Instructions for the task: Select and reproduce each line of the listing below that bears the string "Number".

Extracted records:

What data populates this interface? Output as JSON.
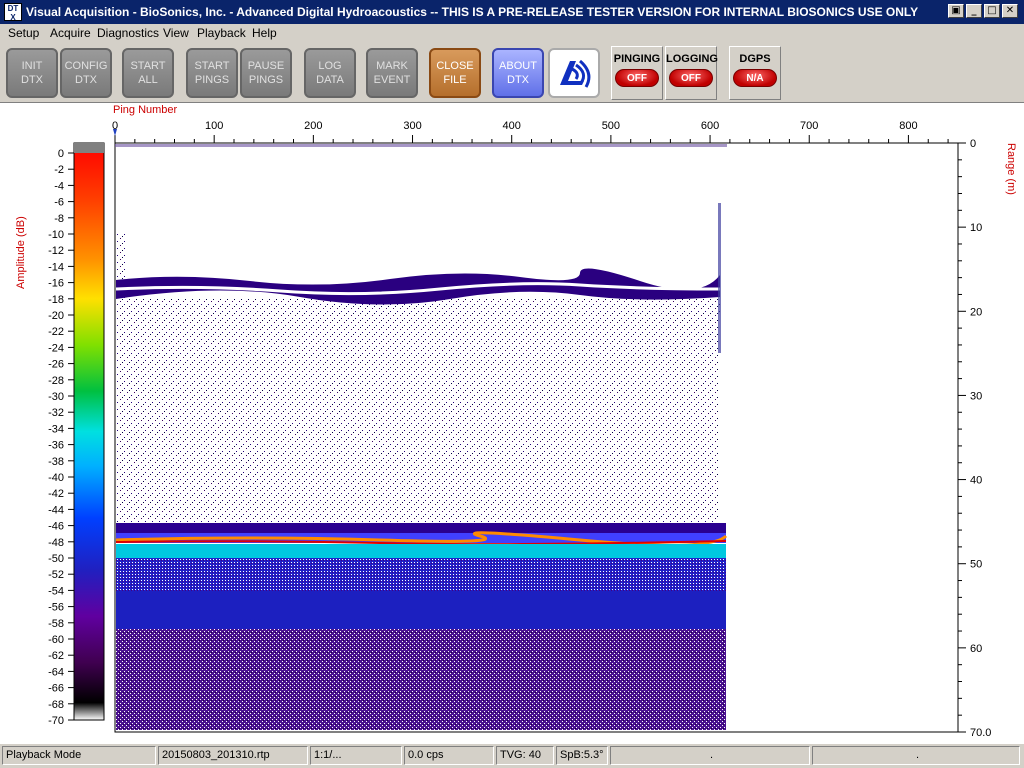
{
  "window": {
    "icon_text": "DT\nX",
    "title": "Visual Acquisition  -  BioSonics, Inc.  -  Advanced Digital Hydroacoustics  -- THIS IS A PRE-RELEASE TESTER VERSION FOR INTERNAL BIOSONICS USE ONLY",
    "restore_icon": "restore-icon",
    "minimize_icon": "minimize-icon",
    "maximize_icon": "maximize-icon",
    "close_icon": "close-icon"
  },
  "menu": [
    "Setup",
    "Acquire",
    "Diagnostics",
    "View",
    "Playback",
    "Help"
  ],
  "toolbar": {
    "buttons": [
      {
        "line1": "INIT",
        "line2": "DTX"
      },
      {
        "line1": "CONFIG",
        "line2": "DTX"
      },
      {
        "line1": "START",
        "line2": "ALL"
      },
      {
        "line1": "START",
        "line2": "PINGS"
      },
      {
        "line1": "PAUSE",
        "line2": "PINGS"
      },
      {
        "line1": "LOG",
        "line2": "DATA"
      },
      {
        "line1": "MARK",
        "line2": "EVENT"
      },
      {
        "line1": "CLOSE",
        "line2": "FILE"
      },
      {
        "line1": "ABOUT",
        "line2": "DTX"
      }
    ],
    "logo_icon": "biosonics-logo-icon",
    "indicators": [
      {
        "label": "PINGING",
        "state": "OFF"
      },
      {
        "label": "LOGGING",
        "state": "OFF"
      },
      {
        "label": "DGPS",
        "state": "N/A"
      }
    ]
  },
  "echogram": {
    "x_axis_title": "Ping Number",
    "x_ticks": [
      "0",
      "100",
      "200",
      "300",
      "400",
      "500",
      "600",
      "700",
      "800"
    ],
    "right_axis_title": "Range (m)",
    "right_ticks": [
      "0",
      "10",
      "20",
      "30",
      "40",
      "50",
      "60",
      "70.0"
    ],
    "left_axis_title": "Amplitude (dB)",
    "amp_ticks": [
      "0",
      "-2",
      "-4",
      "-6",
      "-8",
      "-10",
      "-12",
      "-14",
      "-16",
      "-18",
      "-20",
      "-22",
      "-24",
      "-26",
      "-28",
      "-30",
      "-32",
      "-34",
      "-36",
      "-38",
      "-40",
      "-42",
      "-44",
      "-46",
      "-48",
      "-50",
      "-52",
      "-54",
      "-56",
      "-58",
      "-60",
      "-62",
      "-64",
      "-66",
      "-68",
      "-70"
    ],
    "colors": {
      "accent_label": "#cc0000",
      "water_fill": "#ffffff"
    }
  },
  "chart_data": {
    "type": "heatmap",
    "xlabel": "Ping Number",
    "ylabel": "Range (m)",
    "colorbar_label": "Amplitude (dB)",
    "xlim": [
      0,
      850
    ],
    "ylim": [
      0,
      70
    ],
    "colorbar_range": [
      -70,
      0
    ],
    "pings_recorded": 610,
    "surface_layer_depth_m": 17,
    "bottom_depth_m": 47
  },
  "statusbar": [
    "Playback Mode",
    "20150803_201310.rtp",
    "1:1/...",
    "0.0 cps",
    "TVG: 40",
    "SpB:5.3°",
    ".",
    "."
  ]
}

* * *

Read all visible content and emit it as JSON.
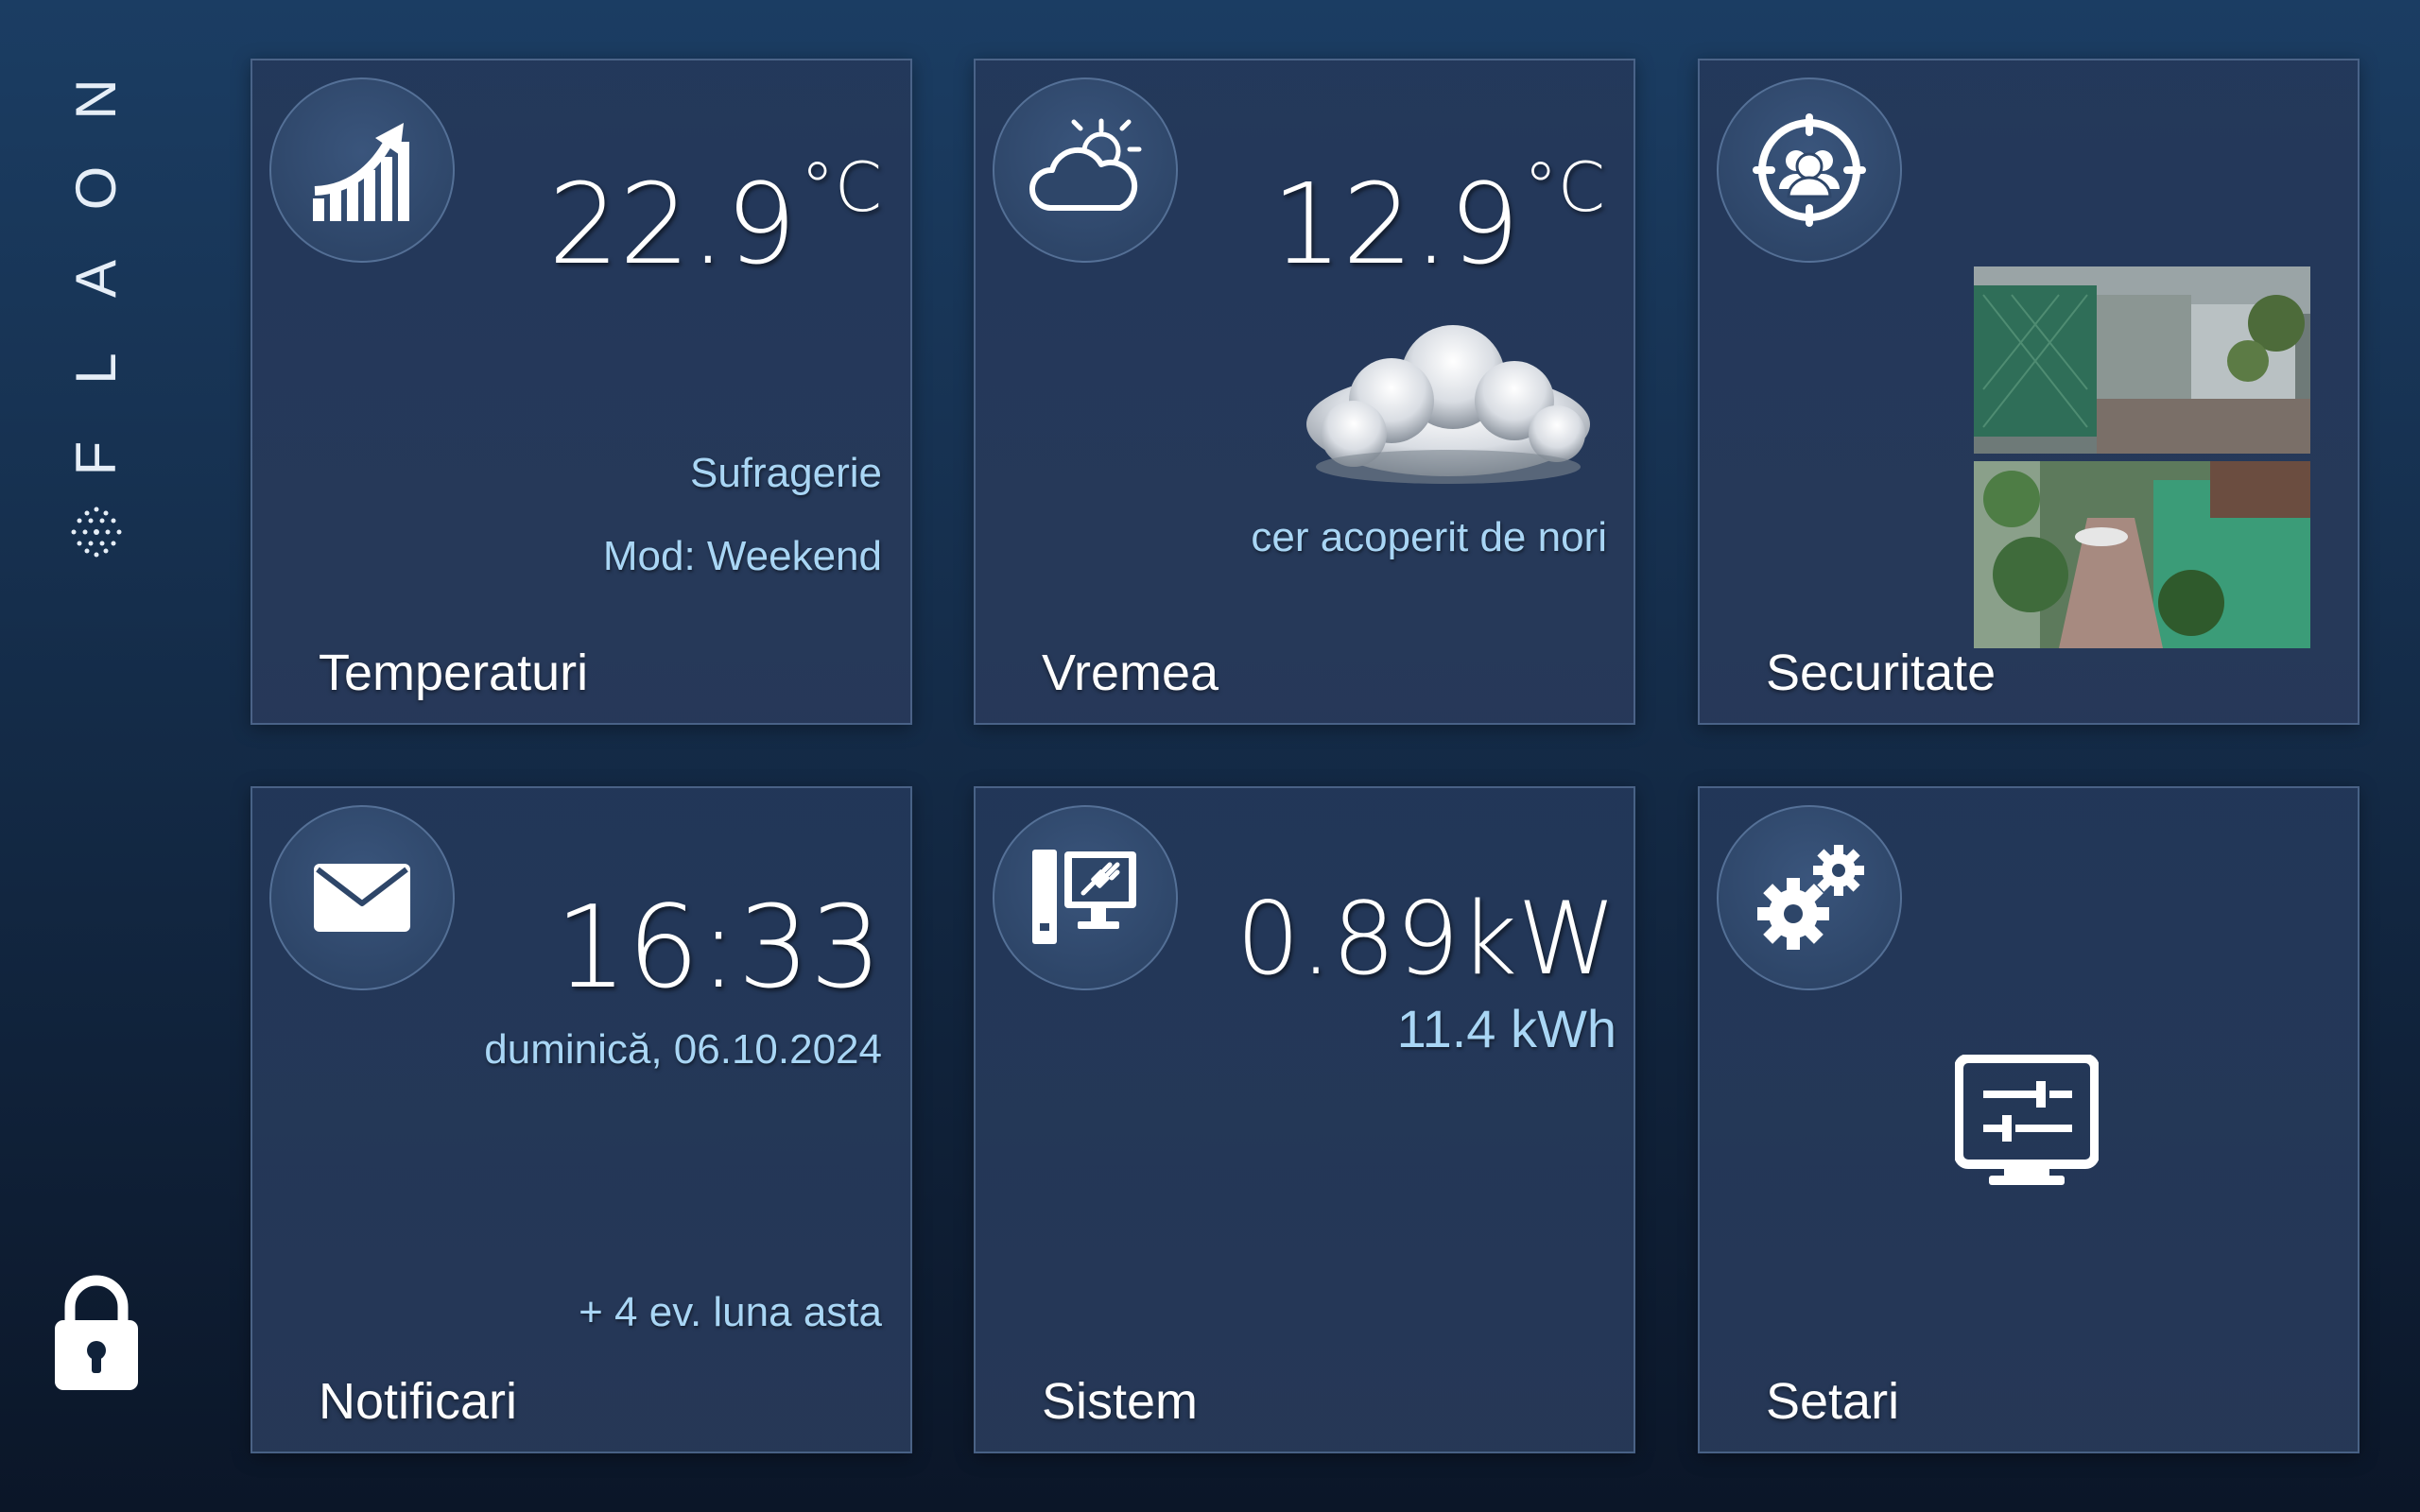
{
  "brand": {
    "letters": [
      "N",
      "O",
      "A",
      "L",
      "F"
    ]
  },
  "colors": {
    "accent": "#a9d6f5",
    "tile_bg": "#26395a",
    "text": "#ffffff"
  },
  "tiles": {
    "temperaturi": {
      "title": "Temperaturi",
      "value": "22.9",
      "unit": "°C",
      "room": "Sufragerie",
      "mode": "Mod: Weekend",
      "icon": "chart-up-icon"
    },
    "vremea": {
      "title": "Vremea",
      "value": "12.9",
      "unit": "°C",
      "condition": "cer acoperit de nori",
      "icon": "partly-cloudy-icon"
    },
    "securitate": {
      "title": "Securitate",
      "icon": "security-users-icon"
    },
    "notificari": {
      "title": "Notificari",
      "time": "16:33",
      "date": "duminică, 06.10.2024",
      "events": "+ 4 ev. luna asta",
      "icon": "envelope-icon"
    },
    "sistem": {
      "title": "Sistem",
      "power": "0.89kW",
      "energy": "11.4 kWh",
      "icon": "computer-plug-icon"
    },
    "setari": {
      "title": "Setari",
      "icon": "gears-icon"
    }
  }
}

Result:
    "x_axis_title": "Ping Number",
    "xlabel": "Ping Number",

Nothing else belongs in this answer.